The Special Needs Opportunity Window (SNOW) is conducting a research project to identify the current trends in technology-supported education and the needs of educators, students and parents on effectively using technology for inclusive learning practices. This research study is being done to help guide the development of new resources on the SNOW website, to make sure that its content is relevant and up-to-date.
For parents, students and families dealing with LDs. LD@home knows that living with LDs can have it’s challenges, but here you’ll find support from experts and our team, as well as inspirational stories to help guide you on your journey.
A new survey is hoping to learn about the types of job accommodations, modifications, and benefits young people with disabilities require when transitioning from school to work. Young adults with disabilities are asked to complete a 15 minute confidential online or mobile survey about the workplace supports they might need to help find and/or maintain employment. Students, as well as those who are employed, not employed, or looking for work are invited to participate. If you choose to take part in the survey, you will be entered into a draw to win an Apple iPad mini.
Participants needed for study of how Students with Reading Comprehension Difficulties Make Sense of what they Read
This study is for students in grades 9 and 10 that have difficulties with reading comprehension. Over two sessions of about 90 minutes each, participants will complete reading and thinking activities, including the use of graphic text (words and images together). Students that experience difficulties in reading comprehension but not in fluency (pace of reading) or word reading are eligible to participate in this study. To download the Letter of Information about the study, click HERE. For more information, feel
Ministry announces pilot projects to strengthen student supports following publication of Demonstration schools consultation report.
The Learning Disabilities Association of Ontario (LDAO) applauds the Ministry of Education on its response to the Consultation on Provincial and Demonstration Schools, and congratulates The Strategic Counsel on a thorough and well-written Consultation Report. The Ministry commitment to “pilot intensive reading intervention projects in school boards” is very welcome, and is in line with the recommendations made by LDAO over the last few years, as research continues to support the need for intensive evidence-based interventions, especially in reading, for students with learning disabilities. >> Read more
Last spring we posted a link to a Special Education Needs Survey which was collecting data for a project by Horizon Educational Consulting and a Pro Bono Law student from the University of Ottawa. The project was to provide a report and recommendations to the Minister of Education and the Ombudsman regarding special education needs in schools and school boards.
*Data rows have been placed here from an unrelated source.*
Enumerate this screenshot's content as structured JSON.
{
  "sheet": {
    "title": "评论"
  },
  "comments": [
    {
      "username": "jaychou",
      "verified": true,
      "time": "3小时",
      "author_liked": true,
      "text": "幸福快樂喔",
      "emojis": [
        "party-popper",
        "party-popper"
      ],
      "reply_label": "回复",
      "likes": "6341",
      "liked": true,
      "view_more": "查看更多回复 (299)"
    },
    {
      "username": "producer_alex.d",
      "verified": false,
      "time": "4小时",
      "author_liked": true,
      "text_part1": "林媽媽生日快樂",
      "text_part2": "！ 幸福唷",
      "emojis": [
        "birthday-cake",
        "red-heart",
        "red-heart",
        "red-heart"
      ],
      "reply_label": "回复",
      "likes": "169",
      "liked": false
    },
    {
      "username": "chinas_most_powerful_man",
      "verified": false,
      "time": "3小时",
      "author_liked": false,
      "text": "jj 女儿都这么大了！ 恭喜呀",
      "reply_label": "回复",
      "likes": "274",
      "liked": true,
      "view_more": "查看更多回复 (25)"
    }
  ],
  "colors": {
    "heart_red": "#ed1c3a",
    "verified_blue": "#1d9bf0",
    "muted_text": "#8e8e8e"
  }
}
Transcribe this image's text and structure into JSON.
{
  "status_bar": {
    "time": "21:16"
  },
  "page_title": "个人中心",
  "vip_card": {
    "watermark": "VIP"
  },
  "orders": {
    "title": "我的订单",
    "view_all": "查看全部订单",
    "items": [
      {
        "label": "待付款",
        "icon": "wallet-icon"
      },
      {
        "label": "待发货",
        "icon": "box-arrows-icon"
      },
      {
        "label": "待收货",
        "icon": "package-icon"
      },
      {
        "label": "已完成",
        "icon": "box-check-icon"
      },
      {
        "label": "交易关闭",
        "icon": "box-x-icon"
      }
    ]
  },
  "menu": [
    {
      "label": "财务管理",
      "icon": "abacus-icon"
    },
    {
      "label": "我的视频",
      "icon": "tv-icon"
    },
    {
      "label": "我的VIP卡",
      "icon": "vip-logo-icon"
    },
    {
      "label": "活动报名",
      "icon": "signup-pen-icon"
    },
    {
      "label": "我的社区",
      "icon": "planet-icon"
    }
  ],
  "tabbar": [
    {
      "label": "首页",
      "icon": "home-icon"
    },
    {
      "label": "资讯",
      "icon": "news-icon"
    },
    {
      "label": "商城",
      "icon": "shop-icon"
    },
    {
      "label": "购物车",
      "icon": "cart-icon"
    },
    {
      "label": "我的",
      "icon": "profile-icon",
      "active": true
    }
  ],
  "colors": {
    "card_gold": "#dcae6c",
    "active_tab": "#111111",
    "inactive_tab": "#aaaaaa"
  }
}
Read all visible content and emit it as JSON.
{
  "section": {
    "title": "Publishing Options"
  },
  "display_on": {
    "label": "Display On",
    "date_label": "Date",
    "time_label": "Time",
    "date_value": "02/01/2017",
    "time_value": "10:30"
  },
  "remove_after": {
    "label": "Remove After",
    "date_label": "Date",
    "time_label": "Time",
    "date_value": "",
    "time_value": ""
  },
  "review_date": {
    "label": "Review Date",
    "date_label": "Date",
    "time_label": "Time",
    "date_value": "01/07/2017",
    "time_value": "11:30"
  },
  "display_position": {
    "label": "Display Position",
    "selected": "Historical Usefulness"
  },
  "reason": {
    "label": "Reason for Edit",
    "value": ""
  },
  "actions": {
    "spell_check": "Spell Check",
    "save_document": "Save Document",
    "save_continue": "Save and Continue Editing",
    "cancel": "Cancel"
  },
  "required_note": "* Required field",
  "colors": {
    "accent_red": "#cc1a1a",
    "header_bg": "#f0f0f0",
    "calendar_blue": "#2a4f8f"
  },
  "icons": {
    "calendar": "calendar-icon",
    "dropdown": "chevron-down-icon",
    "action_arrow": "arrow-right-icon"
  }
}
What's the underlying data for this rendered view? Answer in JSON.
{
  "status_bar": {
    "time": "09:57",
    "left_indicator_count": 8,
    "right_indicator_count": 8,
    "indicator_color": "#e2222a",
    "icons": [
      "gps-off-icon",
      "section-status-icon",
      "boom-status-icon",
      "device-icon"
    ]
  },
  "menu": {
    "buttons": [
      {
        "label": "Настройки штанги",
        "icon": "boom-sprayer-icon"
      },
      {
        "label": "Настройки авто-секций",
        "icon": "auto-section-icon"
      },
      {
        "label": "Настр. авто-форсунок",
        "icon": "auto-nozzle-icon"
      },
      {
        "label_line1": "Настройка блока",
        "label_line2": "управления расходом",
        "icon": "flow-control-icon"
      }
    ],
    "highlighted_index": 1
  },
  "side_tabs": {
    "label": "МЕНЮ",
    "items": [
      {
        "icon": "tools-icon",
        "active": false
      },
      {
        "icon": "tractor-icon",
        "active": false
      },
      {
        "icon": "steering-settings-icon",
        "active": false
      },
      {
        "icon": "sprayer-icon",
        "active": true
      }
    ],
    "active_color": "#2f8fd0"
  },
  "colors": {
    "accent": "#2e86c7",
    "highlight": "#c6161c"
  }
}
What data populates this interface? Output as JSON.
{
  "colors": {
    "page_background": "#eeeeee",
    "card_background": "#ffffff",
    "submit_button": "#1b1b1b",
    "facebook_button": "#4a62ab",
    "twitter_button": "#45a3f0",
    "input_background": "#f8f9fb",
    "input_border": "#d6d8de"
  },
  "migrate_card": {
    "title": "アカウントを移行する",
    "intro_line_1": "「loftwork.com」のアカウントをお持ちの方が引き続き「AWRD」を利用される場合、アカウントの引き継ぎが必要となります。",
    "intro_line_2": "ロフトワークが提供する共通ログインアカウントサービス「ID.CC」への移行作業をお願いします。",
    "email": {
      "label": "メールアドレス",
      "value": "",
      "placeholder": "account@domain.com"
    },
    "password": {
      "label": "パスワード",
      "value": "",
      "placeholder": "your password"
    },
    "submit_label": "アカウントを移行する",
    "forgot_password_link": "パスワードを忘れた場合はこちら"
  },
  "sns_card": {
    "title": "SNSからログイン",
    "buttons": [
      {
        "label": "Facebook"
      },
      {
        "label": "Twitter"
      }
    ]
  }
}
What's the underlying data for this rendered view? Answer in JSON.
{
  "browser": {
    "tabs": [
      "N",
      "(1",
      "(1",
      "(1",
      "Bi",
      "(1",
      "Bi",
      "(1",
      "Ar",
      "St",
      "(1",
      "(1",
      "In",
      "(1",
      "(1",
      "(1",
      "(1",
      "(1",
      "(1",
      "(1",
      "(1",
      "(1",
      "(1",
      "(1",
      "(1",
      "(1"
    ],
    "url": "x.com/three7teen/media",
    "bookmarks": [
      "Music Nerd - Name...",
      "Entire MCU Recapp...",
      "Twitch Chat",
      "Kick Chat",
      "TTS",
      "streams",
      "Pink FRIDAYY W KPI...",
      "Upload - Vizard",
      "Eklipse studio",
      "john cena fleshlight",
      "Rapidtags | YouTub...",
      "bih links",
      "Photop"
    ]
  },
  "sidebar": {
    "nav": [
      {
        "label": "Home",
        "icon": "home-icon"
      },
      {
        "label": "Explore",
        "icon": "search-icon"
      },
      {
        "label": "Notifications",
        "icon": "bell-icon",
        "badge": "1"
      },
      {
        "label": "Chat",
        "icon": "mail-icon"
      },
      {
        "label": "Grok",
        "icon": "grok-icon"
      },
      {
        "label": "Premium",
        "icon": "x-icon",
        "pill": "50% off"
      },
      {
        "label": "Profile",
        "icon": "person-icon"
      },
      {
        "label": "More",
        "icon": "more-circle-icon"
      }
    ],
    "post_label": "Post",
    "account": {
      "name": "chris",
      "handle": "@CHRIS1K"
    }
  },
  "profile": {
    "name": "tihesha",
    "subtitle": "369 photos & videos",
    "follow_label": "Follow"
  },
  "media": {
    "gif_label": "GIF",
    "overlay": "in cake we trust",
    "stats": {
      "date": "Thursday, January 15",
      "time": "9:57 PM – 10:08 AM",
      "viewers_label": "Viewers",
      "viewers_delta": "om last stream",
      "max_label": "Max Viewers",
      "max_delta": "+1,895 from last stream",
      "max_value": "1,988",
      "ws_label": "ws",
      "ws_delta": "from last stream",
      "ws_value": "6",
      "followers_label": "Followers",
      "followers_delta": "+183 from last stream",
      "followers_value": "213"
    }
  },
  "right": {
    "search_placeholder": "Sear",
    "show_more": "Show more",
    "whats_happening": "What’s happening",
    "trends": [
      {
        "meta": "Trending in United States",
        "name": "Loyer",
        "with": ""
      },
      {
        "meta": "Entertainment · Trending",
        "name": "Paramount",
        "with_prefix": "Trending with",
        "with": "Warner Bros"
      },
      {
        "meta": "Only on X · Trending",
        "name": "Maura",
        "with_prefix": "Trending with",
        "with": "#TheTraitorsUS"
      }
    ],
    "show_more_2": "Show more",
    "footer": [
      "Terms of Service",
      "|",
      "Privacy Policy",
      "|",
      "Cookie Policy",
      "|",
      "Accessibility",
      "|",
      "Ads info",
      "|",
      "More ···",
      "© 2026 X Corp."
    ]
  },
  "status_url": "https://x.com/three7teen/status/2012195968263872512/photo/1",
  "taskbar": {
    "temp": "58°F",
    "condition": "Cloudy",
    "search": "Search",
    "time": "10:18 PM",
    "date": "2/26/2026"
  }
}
Many of our local LDA chapters run summer programs or summer camps. Check out the websites for our chapters at: www.ldao.ca/lda-in-canada/ldao-chapters/
Students with learning disabilities who are going from secondary to postsecondary education can benefit greatly from attending summer transition programs funded through the Ministry of Advanced Education and Skills Development. Some colleges and universities in Ontario run programs for their own incoming students, and there are at least a couple of programs that are open to students attending other postsecondary institutions. See: Postsecondary Summer Transition Programs 2016 The Regional Assessment and Resource Centre (RARC) has created a practical resource document for
The International Dyslexia Association is offering a free webinar series on Dyslexia. The first webinar will take place June 14th at 4:00 pm EST and again on June 15th at 10:00 am EST Listen and interact with internationally respected reading teacher and educator, Patricia Mathes, Ph.D., as she Explains the causes of poor reading; Reviews evidence of how reading changes brain structure and function; and Shares instructional components that address differences in the dyslexic brain and strengthen key areas of